Records excerpted from a collection

+ + + + + + +

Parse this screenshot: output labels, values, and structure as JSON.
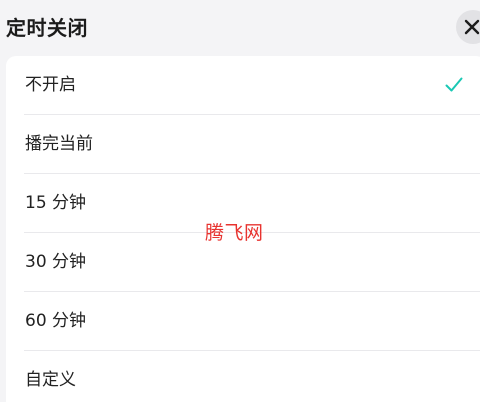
{
  "header": {
    "title": "定时关闭",
    "close_icon": "close-icon"
  },
  "options": [
    {
      "label": "不开启",
      "selected": true
    },
    {
      "label": "播完当前",
      "selected": false
    },
    {
      "label": "15 分钟",
      "selected": false
    },
    {
      "label": "30 分钟",
      "selected": false
    },
    {
      "label": "60 分钟",
      "selected": false
    },
    {
      "label": "自定义",
      "selected": false
    }
  ],
  "watermark": "腾飞网",
  "colors": {
    "accent": "#1ac8b4",
    "watermark": "#e8332f",
    "background": "#f4f4f6"
  }
}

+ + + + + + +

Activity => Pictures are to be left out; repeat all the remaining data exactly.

Reply =>
Parse this screenshot: output labels, values, and structure as JSON.
{
  "header": {
    "title": "定时关闭",
    "close_icon": "close-icon"
  },
  "options": [
    {
      "label": "不开启",
      "selected": true
    },
    {
      "label": "播完当前",
      "selected": false
    },
    {
      "label": "15 分钟",
      "selected": false
    },
    {
      "label": "30 分钟",
      "selected": false
    },
    {
      "label": "60 分钟",
      "selected": false
    },
    {
      "label": "自定义",
      "selected": false
    }
  ],
  "watermark": "腾飞网",
  "colors": {
    "accent": "#1ac8b4",
    "watermark": "#e8332f",
    "background": "#f4f4f6"
  }
}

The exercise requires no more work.